While the story was lackluster, the visuals were beautiful and were one of the saving graces of the film.  One of my favorite effects were how they did the fracturing, ripple effects for the tesseracts that allowed people to travel to other planets without a ship.  These effects looked entirely real to the point that you probably wouldn’t be surprised if one appeared right in front of you, which was impressive. The various planets were well imagined; different enough to feel like someplace not of earth, but not so different as to remove the suspension of disbelief.  I just wished they would have done a bit more with them as they were one of the more interesting parts of the film. I was particularly impressed with the two settings for the major conflict with the darkness. The stark, futuristic look of the first place was the perfect backdrop for a chamber that could only be explored and seen through scientific knowhow and did a solid job of capturing the imagination.  The dark, forest/brain like environment of the final confrontation had the right look for the moment, and it is too bad that the scene couldn’t match the impact of the setting.

While the movie had some banner casting, the performances were hit or miss.  Storm Reid did a solid job as Meg, capturing her edge and humanity beautifully and giving us a character that felt just as real as any girl in any school yard.  Taking on the part of Mrs Witch was Oprah Winfrey (SELMA) and she is delightful as the leader of the of the warriors of light. Winfrey has such warmth and passion that even the subtlest of her lines have weight and power, and this lent the perfect wait to Mrs Witch, giving us a guide and mentor who one could not help but respect and love.  Reese Witherspoon (INHERENT VICE) took on the role of Mrs Whatsit, and while her bubbly portrayal was certainly memorable, it felt overdone and detracted from the story rather than added to it. Calvin, the athletic friend of Meg, was played by Levi Miller (PAN), and while it was refreshing to see a girl take charge and lead, the lack of development of Calvin didn’t give Miller much to work with.  However, Miller clearly did his best to make Calvin’s optimism haunted by a strifeful home life believable and we are left wanting more from him, which is better than the alternative. Lastly, Chris Pine (WONDER WOMAN) took on the part of Mr Murray, and he did a nice job with it, delivering a heartfelt performance of a father who loves his children, but got sidetracked by ambition.

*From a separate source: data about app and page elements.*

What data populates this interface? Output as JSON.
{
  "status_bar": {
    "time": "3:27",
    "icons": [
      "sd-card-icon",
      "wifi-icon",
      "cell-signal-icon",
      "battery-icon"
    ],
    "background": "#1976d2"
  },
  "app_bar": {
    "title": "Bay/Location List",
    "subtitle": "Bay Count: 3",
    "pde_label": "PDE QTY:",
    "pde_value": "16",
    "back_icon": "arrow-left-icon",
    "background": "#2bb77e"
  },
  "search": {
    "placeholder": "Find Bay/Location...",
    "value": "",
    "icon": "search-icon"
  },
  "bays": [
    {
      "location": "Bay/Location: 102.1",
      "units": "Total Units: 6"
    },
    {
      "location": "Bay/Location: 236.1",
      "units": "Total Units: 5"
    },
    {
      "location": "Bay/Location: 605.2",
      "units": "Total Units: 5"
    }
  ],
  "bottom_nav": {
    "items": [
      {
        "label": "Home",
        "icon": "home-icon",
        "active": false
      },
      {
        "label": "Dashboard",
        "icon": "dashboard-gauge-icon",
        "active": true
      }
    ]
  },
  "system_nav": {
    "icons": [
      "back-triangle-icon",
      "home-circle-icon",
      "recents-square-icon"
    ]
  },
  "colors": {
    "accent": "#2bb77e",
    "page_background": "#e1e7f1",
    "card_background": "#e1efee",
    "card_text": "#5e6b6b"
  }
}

Director Ava DuVernay (SELMA) stepped way out of her comfort zone in making A WRINKLE IN TIME, and while her reach exceeded her grasp, this film definitely has some merit.  The diverse cast alone makes this an important children’s film because everyone deserves to see themselves represented on screen. Also, the special effects were impressive and I would be interested to see DuVernay take on a more adult oriented, effects heavy film, because I think she could deliver something truly special.  If you’ve got kids or just want to see a fresh take on a classic genre, this is probably a movie you will enjoy, otherwise you may want to wait until it comes to your streaming service of choice.

Final Score: 6 out of 10